§ **HOW TO COMPLETE THIS TASK**: Locate every line in the records below that holds the word "clone" and return each one.

§ **DATA SUPPLIED**:
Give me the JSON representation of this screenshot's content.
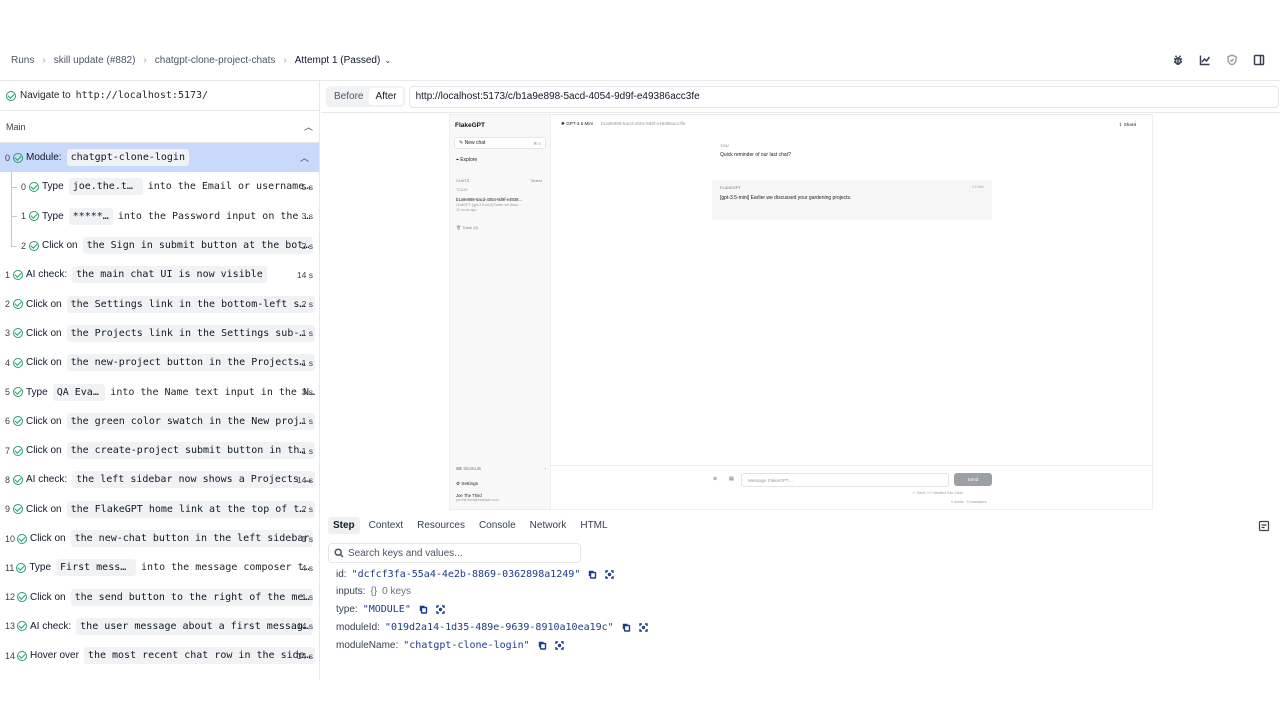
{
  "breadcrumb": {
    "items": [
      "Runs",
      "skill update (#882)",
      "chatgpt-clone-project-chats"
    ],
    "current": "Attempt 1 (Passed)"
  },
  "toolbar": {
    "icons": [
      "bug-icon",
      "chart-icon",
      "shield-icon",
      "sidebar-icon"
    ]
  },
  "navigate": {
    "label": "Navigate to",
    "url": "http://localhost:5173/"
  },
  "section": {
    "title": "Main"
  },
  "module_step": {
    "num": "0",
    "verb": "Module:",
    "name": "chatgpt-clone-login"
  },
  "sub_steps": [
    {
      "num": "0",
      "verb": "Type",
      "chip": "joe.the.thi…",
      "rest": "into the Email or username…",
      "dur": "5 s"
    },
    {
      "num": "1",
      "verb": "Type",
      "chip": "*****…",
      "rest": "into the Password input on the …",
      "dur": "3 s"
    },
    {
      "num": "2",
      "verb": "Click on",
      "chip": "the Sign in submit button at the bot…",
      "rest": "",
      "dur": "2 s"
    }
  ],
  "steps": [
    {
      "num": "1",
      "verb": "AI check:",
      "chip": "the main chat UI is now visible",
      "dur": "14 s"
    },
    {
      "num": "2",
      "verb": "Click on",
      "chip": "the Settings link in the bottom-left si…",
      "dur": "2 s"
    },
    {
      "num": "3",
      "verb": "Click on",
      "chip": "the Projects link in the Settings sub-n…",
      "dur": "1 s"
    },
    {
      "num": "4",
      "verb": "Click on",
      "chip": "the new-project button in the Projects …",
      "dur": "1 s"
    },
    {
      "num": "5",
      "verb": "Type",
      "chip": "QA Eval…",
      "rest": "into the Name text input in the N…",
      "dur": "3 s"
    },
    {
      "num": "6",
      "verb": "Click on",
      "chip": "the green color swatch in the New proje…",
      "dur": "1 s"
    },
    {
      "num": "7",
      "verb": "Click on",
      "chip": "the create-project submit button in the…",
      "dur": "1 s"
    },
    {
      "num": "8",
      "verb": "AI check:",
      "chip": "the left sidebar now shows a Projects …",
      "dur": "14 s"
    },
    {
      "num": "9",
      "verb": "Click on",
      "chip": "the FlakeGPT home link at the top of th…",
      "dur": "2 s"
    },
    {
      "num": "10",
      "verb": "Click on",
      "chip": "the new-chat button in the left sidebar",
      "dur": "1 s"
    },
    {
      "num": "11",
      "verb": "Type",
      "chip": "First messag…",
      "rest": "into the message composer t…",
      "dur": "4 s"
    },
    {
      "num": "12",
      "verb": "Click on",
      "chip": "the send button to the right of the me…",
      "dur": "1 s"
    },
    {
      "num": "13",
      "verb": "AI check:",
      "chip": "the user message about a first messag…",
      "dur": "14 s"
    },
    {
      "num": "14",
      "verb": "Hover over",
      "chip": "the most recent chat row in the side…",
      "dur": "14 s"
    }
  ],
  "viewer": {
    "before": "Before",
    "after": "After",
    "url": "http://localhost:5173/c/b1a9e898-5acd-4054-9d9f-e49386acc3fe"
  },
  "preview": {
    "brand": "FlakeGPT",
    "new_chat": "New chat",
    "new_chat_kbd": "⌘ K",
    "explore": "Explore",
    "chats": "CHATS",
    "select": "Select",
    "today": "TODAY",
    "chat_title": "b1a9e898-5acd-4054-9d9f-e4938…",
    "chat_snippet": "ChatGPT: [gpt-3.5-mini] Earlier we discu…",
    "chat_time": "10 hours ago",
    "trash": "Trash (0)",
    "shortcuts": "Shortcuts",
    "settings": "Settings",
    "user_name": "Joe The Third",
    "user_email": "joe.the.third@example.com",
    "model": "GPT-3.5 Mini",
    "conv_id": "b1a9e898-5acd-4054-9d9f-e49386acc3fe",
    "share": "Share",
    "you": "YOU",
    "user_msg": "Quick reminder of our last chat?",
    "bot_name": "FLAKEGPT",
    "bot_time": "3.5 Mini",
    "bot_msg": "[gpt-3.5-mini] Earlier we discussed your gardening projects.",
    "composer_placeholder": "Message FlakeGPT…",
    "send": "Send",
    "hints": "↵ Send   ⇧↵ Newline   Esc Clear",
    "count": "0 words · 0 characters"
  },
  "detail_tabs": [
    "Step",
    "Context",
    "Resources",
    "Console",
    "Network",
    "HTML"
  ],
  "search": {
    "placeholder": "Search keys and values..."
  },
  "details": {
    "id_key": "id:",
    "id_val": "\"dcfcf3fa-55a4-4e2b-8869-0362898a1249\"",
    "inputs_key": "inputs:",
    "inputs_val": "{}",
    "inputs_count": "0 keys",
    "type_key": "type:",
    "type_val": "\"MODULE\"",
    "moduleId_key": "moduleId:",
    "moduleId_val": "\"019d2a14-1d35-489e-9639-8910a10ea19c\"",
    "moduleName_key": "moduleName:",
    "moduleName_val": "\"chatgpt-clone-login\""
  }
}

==

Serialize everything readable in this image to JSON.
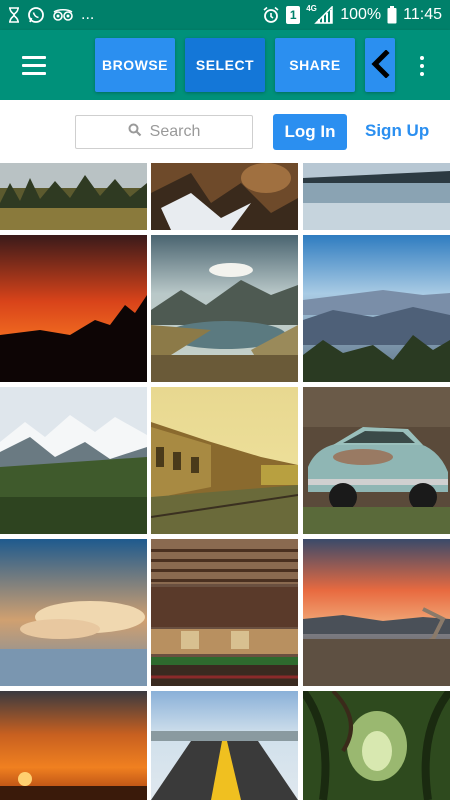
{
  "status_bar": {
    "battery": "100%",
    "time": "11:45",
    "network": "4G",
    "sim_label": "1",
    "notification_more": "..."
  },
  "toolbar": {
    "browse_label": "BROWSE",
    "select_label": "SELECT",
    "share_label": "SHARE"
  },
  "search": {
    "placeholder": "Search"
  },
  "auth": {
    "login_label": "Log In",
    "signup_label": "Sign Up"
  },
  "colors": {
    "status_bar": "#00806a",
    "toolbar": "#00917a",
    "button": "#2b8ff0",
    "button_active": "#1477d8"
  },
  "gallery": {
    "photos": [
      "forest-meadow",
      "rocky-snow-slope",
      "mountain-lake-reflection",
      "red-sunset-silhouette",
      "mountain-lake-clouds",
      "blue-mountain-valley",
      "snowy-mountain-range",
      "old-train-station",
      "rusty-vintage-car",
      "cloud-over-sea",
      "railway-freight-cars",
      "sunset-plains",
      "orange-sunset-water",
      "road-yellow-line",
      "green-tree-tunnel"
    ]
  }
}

§ **EXERCISE RESULT**:
      "chatgpt-clone-project-chats"
    "name": "chatgpt-clone-login"
    "moduleName_val": "\"chatgpt-clone-login\""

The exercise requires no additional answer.